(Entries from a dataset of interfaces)
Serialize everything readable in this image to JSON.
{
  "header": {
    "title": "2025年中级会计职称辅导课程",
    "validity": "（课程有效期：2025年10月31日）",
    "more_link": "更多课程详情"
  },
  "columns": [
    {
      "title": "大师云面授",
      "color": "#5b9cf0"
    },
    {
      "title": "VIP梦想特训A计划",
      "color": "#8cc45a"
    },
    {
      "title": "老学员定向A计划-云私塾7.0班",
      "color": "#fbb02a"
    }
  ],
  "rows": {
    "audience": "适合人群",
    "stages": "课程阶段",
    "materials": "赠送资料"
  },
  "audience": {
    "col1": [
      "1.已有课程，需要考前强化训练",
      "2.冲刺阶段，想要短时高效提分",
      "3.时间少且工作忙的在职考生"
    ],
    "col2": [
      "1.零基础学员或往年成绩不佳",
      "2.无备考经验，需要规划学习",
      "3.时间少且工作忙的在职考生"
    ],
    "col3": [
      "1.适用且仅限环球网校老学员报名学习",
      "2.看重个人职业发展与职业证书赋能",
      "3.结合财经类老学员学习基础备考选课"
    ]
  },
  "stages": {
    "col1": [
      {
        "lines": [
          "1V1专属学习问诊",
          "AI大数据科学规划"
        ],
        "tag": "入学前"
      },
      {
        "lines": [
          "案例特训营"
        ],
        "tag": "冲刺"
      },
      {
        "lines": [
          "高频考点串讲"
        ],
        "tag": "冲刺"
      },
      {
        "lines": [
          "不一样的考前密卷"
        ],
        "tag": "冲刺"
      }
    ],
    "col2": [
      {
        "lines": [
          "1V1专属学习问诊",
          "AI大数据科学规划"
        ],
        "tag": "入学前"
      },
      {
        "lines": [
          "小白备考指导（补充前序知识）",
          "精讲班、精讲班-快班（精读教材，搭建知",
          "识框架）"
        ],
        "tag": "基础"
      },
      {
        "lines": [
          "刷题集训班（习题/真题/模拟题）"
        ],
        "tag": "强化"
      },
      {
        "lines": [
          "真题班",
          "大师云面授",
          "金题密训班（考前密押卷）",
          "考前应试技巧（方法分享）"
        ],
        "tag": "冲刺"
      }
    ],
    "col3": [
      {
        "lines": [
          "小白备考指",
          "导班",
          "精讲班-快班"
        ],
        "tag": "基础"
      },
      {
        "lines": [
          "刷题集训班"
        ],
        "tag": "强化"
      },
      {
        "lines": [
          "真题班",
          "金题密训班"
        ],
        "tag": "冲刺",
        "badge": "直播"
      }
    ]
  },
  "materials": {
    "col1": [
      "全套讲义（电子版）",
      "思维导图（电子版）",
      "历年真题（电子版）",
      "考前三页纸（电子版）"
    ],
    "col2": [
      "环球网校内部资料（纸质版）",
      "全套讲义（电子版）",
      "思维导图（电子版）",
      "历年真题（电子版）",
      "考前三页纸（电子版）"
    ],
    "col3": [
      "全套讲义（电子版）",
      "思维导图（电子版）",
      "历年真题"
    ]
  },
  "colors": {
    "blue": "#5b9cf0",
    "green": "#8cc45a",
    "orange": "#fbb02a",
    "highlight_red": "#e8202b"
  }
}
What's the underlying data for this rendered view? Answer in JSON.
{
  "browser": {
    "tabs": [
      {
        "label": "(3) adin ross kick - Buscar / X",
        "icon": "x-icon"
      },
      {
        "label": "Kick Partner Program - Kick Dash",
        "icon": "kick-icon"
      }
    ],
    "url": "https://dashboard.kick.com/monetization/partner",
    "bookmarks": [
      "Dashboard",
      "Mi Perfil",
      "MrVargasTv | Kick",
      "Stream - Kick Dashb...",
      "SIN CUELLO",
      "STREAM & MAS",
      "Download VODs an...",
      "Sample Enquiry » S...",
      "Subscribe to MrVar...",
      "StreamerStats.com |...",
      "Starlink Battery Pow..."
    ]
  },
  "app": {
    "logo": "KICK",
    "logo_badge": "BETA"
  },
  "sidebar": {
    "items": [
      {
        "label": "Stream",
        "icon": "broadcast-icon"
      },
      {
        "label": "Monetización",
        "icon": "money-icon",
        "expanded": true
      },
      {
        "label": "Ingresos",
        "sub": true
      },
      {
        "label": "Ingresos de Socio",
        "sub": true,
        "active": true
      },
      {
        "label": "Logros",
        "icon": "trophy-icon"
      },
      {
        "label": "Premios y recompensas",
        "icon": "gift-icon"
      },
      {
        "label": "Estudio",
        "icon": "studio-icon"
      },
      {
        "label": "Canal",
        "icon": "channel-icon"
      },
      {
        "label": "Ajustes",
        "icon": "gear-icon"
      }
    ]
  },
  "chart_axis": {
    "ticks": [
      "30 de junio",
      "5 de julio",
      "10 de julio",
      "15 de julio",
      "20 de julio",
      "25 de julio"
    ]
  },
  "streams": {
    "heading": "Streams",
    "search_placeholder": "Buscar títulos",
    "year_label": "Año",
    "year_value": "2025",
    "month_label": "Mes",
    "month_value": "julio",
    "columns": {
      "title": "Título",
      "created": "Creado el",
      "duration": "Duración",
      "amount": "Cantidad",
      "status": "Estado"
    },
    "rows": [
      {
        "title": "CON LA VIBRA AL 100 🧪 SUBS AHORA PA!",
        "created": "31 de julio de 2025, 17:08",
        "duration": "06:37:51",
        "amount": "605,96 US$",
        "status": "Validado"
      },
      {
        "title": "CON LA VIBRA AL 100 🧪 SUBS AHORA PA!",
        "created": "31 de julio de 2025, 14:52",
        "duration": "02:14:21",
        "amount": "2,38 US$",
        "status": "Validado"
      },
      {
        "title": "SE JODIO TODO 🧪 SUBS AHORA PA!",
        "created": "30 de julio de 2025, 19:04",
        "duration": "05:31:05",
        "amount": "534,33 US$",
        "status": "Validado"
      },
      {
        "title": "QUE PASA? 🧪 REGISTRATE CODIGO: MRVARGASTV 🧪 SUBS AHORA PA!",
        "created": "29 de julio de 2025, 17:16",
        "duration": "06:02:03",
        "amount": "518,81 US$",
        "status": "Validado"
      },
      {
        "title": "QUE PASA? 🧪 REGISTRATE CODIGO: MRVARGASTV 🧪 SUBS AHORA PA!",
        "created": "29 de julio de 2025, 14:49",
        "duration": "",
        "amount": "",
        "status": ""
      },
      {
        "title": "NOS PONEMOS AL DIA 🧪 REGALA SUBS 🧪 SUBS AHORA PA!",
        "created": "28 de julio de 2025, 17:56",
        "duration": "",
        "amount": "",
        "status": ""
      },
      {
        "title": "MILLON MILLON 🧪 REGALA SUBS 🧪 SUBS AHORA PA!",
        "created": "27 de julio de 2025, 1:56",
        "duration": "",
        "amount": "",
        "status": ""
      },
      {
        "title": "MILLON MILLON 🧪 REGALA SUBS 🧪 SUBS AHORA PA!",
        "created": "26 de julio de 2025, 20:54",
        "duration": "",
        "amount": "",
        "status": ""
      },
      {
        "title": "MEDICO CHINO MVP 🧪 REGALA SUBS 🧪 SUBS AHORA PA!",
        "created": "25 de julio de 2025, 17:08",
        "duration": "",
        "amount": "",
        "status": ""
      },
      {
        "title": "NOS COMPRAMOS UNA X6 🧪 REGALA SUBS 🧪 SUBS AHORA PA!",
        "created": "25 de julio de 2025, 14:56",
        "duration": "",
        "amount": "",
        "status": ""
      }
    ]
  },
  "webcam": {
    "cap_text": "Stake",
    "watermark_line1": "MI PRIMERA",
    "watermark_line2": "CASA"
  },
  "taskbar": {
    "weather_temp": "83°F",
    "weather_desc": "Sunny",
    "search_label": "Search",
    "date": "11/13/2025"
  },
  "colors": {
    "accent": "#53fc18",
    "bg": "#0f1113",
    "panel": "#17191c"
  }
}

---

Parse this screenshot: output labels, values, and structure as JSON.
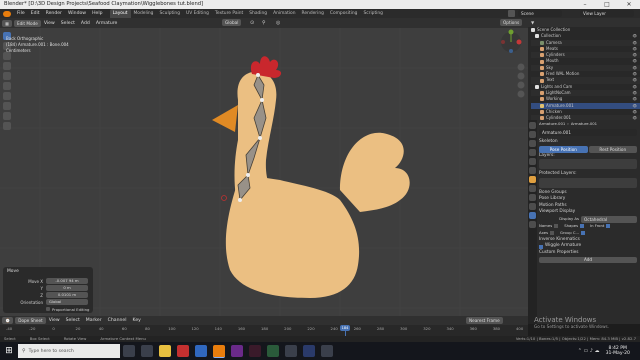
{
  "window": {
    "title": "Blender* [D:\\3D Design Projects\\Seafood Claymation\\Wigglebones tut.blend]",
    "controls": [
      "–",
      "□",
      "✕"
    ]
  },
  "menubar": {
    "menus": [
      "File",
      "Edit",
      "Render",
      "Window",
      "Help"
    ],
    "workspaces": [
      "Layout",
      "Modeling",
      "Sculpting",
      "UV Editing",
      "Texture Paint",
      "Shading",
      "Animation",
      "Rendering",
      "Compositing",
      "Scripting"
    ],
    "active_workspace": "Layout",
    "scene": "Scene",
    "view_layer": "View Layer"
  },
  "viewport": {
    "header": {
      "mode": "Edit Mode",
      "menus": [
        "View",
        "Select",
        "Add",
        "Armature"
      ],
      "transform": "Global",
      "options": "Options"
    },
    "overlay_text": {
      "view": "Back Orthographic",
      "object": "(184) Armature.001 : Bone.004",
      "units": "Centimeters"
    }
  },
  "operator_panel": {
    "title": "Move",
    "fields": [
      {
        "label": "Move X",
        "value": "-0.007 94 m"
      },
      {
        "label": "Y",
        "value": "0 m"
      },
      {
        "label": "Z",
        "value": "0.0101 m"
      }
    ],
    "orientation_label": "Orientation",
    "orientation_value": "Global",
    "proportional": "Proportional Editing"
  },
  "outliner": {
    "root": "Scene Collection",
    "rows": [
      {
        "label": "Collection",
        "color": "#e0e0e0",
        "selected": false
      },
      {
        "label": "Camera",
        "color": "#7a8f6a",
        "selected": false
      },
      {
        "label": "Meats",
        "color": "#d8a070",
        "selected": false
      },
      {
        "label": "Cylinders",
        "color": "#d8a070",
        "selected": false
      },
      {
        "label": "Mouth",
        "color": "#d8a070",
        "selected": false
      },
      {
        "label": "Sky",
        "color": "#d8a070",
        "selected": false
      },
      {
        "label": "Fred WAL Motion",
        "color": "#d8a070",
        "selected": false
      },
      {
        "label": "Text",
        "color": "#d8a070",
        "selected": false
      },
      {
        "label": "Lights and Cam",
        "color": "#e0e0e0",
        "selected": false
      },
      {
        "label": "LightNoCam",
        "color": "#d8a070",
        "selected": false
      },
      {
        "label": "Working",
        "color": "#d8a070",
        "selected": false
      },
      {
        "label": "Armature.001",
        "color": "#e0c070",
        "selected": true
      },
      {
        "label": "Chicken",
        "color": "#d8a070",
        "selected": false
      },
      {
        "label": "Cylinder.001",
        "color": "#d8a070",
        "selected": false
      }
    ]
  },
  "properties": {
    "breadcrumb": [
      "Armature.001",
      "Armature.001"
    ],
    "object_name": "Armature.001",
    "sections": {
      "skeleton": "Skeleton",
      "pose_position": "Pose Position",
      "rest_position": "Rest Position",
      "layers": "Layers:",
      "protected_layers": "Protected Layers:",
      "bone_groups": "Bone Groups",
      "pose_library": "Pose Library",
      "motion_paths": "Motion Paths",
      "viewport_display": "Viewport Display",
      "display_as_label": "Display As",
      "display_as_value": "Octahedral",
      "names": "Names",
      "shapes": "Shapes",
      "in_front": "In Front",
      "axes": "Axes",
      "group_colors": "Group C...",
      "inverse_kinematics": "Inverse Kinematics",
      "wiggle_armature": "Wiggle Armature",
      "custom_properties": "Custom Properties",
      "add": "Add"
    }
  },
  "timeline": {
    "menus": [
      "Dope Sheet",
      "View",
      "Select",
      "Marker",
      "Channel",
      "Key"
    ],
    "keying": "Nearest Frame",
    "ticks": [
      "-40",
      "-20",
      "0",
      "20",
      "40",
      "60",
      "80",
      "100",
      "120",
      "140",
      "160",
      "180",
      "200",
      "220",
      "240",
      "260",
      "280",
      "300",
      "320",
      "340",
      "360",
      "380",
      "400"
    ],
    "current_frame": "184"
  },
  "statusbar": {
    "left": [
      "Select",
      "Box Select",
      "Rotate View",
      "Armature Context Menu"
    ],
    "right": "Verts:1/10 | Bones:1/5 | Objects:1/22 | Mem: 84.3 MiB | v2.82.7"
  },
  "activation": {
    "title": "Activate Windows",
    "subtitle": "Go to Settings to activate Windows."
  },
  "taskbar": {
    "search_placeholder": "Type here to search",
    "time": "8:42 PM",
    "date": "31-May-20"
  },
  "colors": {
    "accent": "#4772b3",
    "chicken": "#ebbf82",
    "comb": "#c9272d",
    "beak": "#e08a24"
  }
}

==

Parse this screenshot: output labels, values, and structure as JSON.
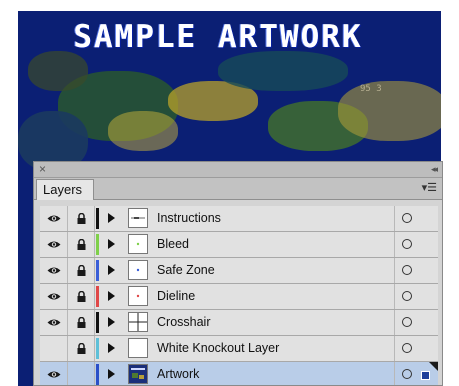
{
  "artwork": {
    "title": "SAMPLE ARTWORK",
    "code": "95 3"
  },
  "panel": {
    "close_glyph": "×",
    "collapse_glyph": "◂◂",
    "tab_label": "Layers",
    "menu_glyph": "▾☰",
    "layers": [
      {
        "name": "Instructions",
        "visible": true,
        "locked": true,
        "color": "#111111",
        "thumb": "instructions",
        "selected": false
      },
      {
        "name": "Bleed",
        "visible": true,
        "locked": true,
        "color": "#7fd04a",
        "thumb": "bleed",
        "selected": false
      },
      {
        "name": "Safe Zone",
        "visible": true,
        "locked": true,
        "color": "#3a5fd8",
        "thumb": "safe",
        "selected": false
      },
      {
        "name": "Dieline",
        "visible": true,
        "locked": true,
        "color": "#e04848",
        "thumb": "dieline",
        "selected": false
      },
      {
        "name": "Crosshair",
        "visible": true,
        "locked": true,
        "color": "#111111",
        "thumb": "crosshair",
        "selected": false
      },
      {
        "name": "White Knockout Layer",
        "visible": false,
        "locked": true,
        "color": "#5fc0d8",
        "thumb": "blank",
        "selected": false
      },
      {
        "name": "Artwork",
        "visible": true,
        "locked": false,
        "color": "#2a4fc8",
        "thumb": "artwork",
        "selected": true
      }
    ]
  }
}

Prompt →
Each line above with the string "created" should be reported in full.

Task response →
      "created": "Creado el",
        "created": "31 de julio de 2025, 17:08",
        "created": "31 de julio de 2025, 14:52",
        "created": "30 de julio de 2025, 19:04",
        "created": "29 de julio de 2025, 17:16",
        "created": "29 de julio de 2025, 14:49",
        "created": "28 de julio de 2025, 17:56",
        "created": "27 de julio de 2025, 1:56",
        "created": "26 de julio de 2025, 20:54",
        "created": "25 de julio de 2025, 17:08",
        "created": "25 de julio de 2025, 14:56",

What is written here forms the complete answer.